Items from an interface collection
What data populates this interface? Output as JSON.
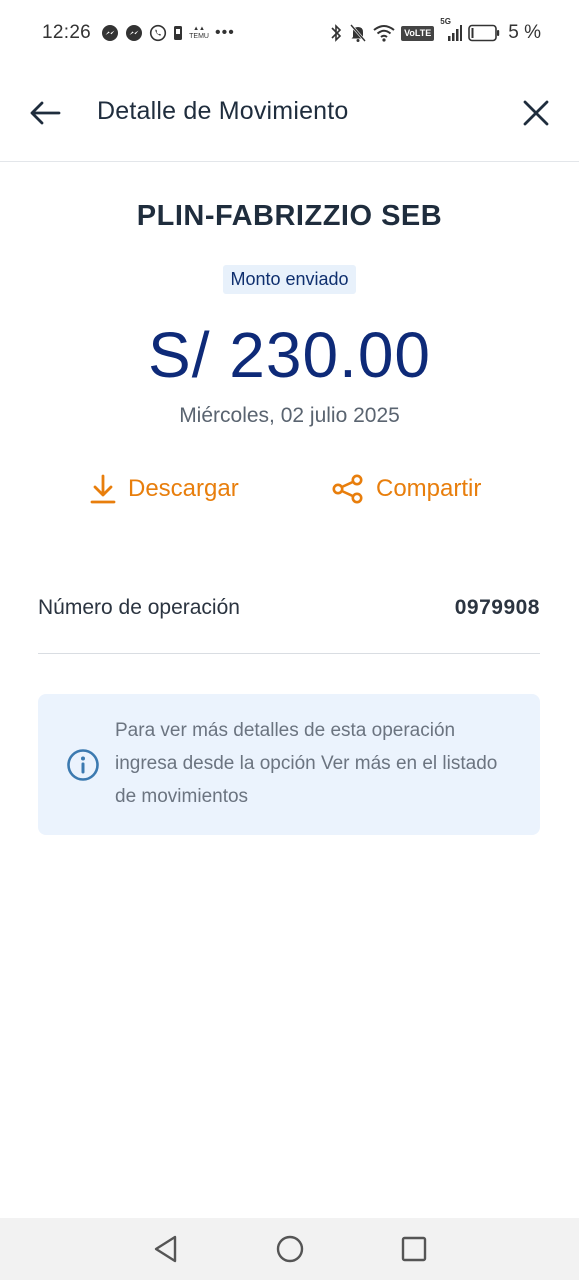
{
  "status_bar": {
    "time": "12:26",
    "left_icons": [
      "messenger-icon",
      "messenger-icon",
      "whatsapp-icon",
      "sim-icon",
      "temu-icon",
      "more-dots-icon"
    ],
    "temu_text": "TEMU",
    "volte": "VoLTE",
    "network": "5G",
    "battery_percent": "5 %"
  },
  "header": {
    "title": "Detalle de Movimiento",
    "back_icon": "arrow-left-icon",
    "close_icon": "close-icon"
  },
  "transaction": {
    "recipient": "PLIN-FABRIZZIO SEB",
    "amount_tag": "Monto enviado",
    "amount": "S/ 230.00",
    "date": "Miércoles, 02 julio 2025"
  },
  "actions": {
    "download_label": "Descargar",
    "share_label": "Compartir"
  },
  "details": {
    "operation_label": "Número de operación",
    "operation_value": "0979908"
  },
  "info": {
    "text": "Para ver más detalles de esta operación ingresa desde la opción Ver más en el listado de movimientos"
  },
  "colors": {
    "accent_orange": "#e87e0c",
    "amount_blue": "#0e2a78",
    "info_bg": "#ebf3fd",
    "info_icon": "#3c7ab0"
  }
}
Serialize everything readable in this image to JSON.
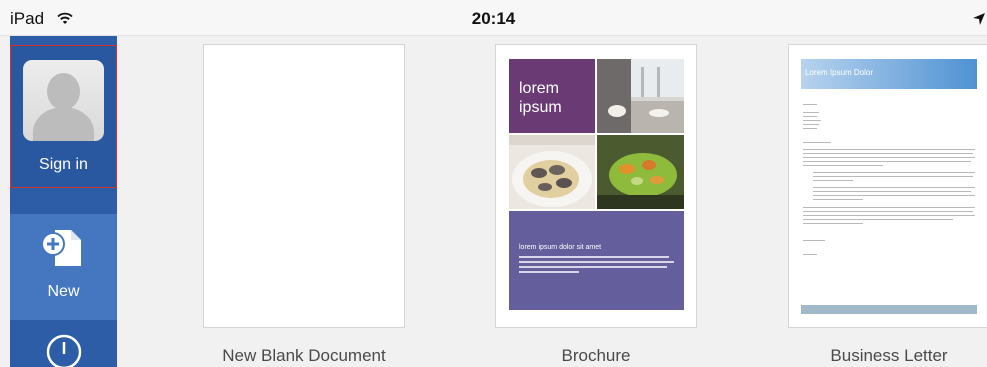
{
  "status_bar": {
    "device": "iPad",
    "time": "20:14",
    "icons": [
      "wifi-icon",
      "location-arrow-icon"
    ]
  },
  "sidebar": {
    "sign_in": {
      "label": "Sign in",
      "icon": "user-avatar-icon"
    },
    "new": {
      "label": "New",
      "icon": "new-document-icon"
    },
    "open": {
      "icon": "open-icon"
    }
  },
  "templates": [
    {
      "label": "New Blank Document"
    },
    {
      "label": "Brochure",
      "preview": {
        "heading": "lorem ipsum",
        "footer_title": "lorem ipsum dolor sit amet"
      }
    },
    {
      "label": "Business Letter",
      "preview": {
        "header": "Lorem Ipsum Dolor"
      }
    }
  ],
  "colors": {
    "sidebar": "#2d5da6",
    "sidebar_active": "#4576c0",
    "selection_border": "#d3332f",
    "brochure_purple": "#693a74",
    "brochure_violet": "#655e9c",
    "letter_header": "#4f92d3"
  }
}
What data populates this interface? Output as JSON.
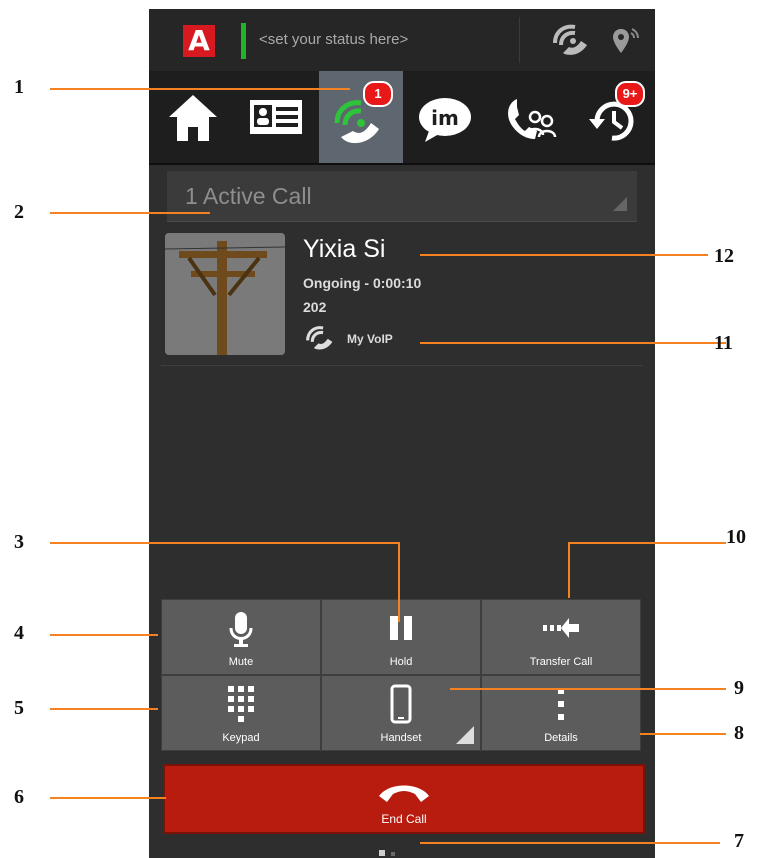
{
  "statusbar": {
    "logo_letter": "A",
    "status_placeholder": "<set your status here>",
    "icons": [
      "voip-signal-icon",
      "location-icon"
    ]
  },
  "tabs": [
    {
      "name": "home",
      "icon": "home-icon"
    },
    {
      "name": "contacts",
      "icon": "contact-card-icon"
    },
    {
      "name": "phone",
      "icon": "phone-handset-icon",
      "badge": "1",
      "active": true
    },
    {
      "name": "im",
      "icon": "im-bubble-icon"
    },
    {
      "name": "conference",
      "icon": "conference-call-icon"
    },
    {
      "name": "history",
      "icon": "history-clock-icon",
      "badge": "9+"
    }
  ],
  "active_calls": {
    "label": "1 Active Call"
  },
  "call": {
    "name": "Yixia Si",
    "status": "Ongoing - 0:00:10",
    "number": "202",
    "account": "My VoIP"
  },
  "controls": {
    "mute": "Mute",
    "hold": "Hold",
    "transfer": "Transfer Call",
    "keypad": "Keypad",
    "handset": "Handset",
    "details": "Details",
    "end_call": "End Call"
  },
  "callouts": [
    "1",
    "2",
    "3",
    "4",
    "5",
    "6",
    "7",
    "8",
    "9",
    "10",
    "11",
    "12"
  ],
  "colors": {
    "accent_callout": "#f58220",
    "end_call": "#b71c0e",
    "presence": "#1fb52b",
    "badge": "#e81818",
    "brand": "#d71920"
  }
}
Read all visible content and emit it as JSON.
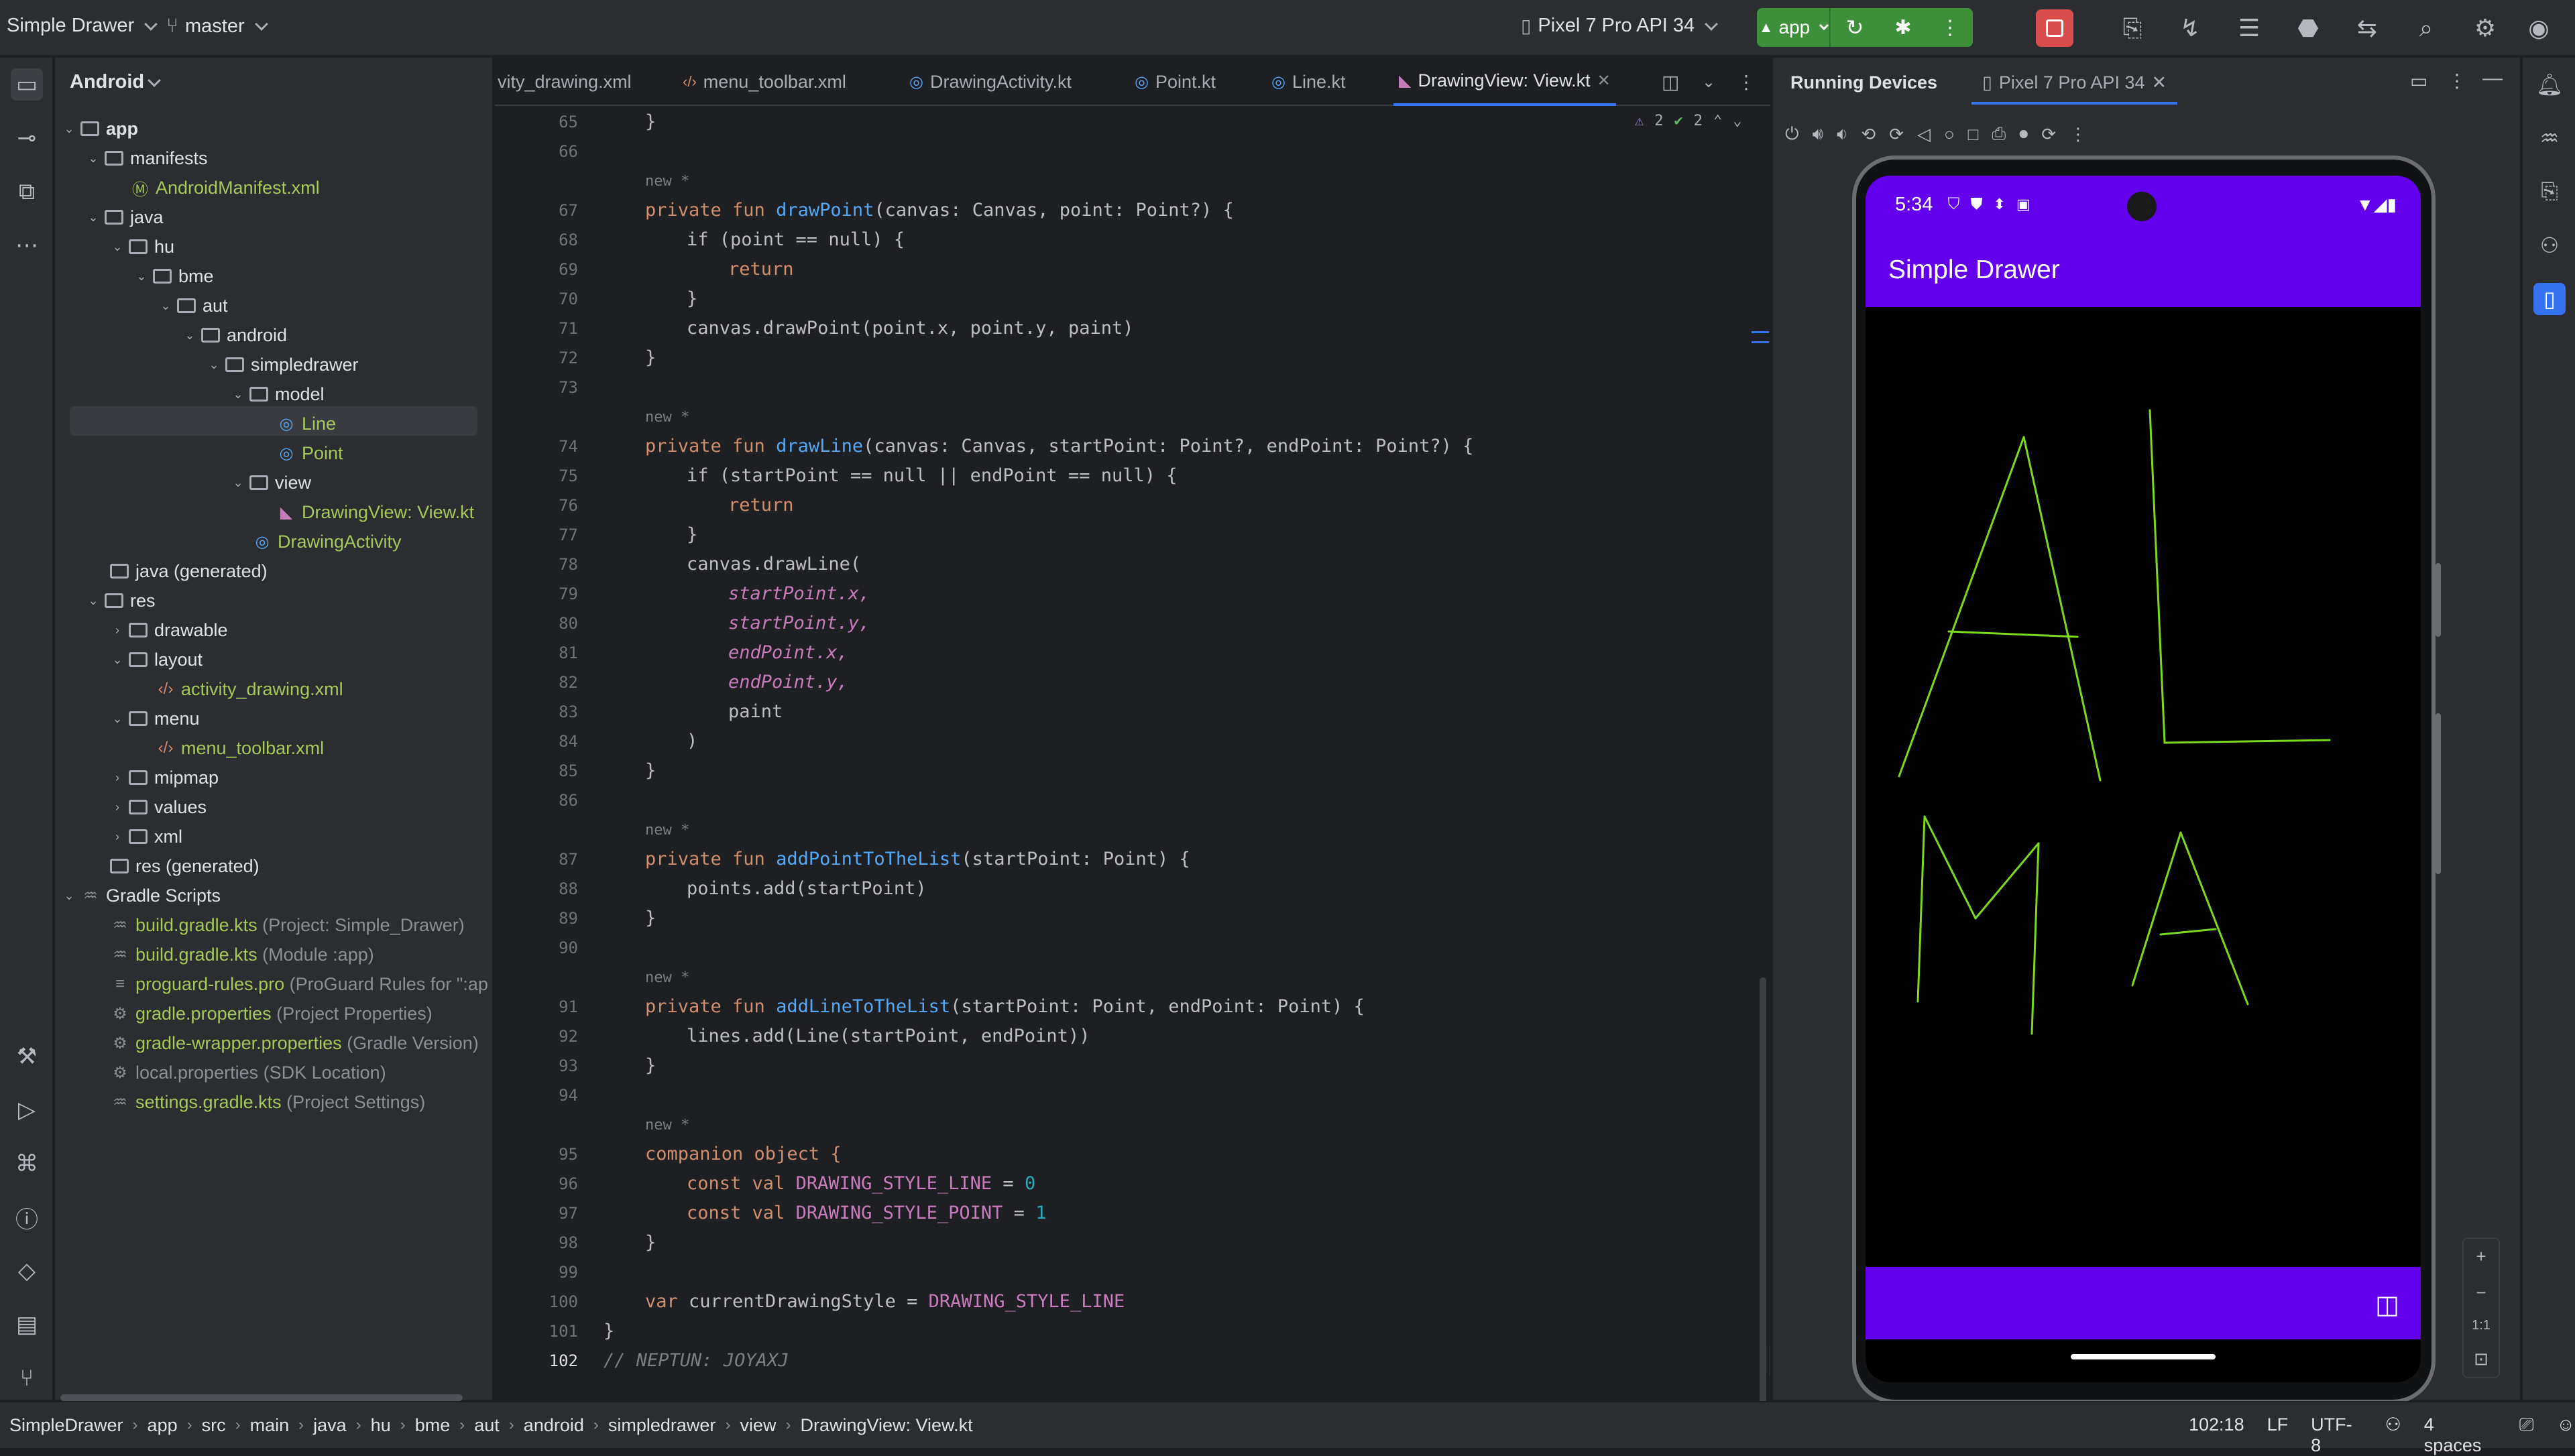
{
  "topbar": {
    "project": "Simple Drawer",
    "branch": "master",
    "device": "Pixel 7 Pro API 34",
    "run_config": "app"
  },
  "project_panel": {
    "view_mode": "Android",
    "tree": [
      {
        "label": "app",
        "bold": true
      },
      {
        "label": "manifests"
      },
      {
        "label": "AndroidManifest.xml"
      },
      {
        "label": "java"
      },
      {
        "label": "hu"
      },
      {
        "label": "bme"
      },
      {
        "label": "aut"
      },
      {
        "label": "android"
      },
      {
        "label": "simpledrawer"
      },
      {
        "label": "model"
      },
      {
        "label": "Line"
      },
      {
        "label": "Point"
      },
      {
        "label": "view"
      },
      {
        "label": "DrawingView: View.kt"
      },
      {
        "label": "DrawingActivity"
      },
      {
        "label": "java (generated)"
      },
      {
        "label": "res"
      },
      {
        "label": "drawable"
      },
      {
        "label": "layout"
      },
      {
        "label": "activity_drawing.xml"
      },
      {
        "label": "menu"
      },
      {
        "label": "menu_toolbar.xml"
      },
      {
        "label": "mipmap"
      },
      {
        "label": "values"
      },
      {
        "label": "xml"
      },
      {
        "label": "res (generated)"
      },
      {
        "label": "Gradle Scripts"
      },
      {
        "label": "build.gradle.kts",
        "note": "(Project: Simple_Drawer)"
      },
      {
        "label": "build.gradle.kts",
        "note": "(Module :app)"
      },
      {
        "label": "proguard-rules.pro",
        "note": "(ProGuard Rules for \":ap"
      },
      {
        "label": "gradle.properties",
        "note": "(Project Properties)"
      },
      {
        "label": "gradle-wrapper.properties",
        "note": "(Gradle Version)"
      },
      {
        "label": "local.properties",
        "note": "(SDK Location)"
      },
      {
        "label": "settings.gradle.kts",
        "note": "(Project Settings)"
      }
    ]
  },
  "editor": {
    "tabs": [
      "vity_drawing.xml",
      "menu_toolbar.xml",
      "DrawingActivity.kt",
      "Point.kt",
      "Line.kt",
      "DrawingView: View.kt"
    ],
    "warnings": "2",
    "checks": "2",
    "new_tag": "new *",
    "line_numbers": [
      "65",
      "66",
      "67",
      "68",
      "69",
      "70",
      "71",
      "72",
      "73",
      "74",
      "75",
      "76",
      "77",
      "78",
      "79",
      "80",
      "81",
      "82",
      "83",
      "84",
      "85",
      "86",
      "87",
      "88",
      "89",
      "90",
      "91",
      "92",
      "93",
      "94",
      "95",
      "96",
      "97",
      "98",
      "99",
      "100",
      "101",
      "102"
    ],
    "code": {
      "l65": "}",
      "l67_kw": "private fun ",
      "l67_fn": "drawPoint",
      "l67_rest": "(canvas: Canvas, point: Point?) {",
      "l68": "if (point == null) {",
      "l69": "return",
      "l70": "}",
      "l71": "canvas.drawPoint(point.x, point.y, paint)",
      "l72": "}",
      "l74_fn": "drawLine",
      "l74_rest": "(canvas: Canvas, startPoint: Point?, endPoint: Point?) {",
      "l75": "if (startPoint == null || endPoint == null) {",
      "l76": "return",
      "l77": "}",
      "l78": "canvas.drawLine(",
      "l79": "startPoint.x,",
      "l80": "startPoint.y,",
      "l81": "endPoint.x,",
      "l82": "endPoint.y,",
      "l83": "paint",
      "l84": ")",
      "l85": "}",
      "l87_fn": "addPointToTheList",
      "l87_rest": "(startPoint: Point) {",
      "l88": "points.add(startPoint)",
      "l89": "}",
      "l91_fn": "addLineToTheList",
      "l91_rest": "(startPoint: Point, endPoint: Point) {",
      "l92": "lines.add(Line(startPoint, endPoint))",
      "l93": "}",
      "l95": "companion object {",
      "l96_a": "const val ",
      "l96_b": "DRAWING_STYLE_LINE",
      "l96_c": " = ",
      "l96_d": "0",
      "l97_b": "DRAWING_STYLE_POINT",
      "l97_d": "1",
      "l98": "}",
      "l100_a": "var ",
      "l100_b": "currentDrawingStyle",
      "l100_c": " = ",
      "l100_d": "DRAWING_STYLE_LINE",
      "l101": "}",
      "l102": "// NEPTUN: JOYAXJ"
    }
  },
  "devices": {
    "panel_title": "Running Devices",
    "device_tab": "Pixel 7 Pro API 34",
    "zoom_label": "1:1"
  },
  "phone": {
    "time": "5:34",
    "app_title": "Simple Drawer",
    "stroke_color": "#7bd91f",
    "bar_color": "#6200ee"
  },
  "statusline": {
    "breadcrumbs": [
      "SimpleDrawer",
      "app",
      "src",
      "main",
      "java",
      "hu",
      "bme",
      "aut",
      "android",
      "simpledrawer",
      "view",
      "DrawingView: View.kt"
    ],
    "position": "102:18",
    "line_sep": "LF",
    "encoding": "UTF-8",
    "indent": "4 spaces"
  }
}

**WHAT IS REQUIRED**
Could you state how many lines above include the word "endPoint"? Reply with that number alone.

**FINAL ANSWER**
6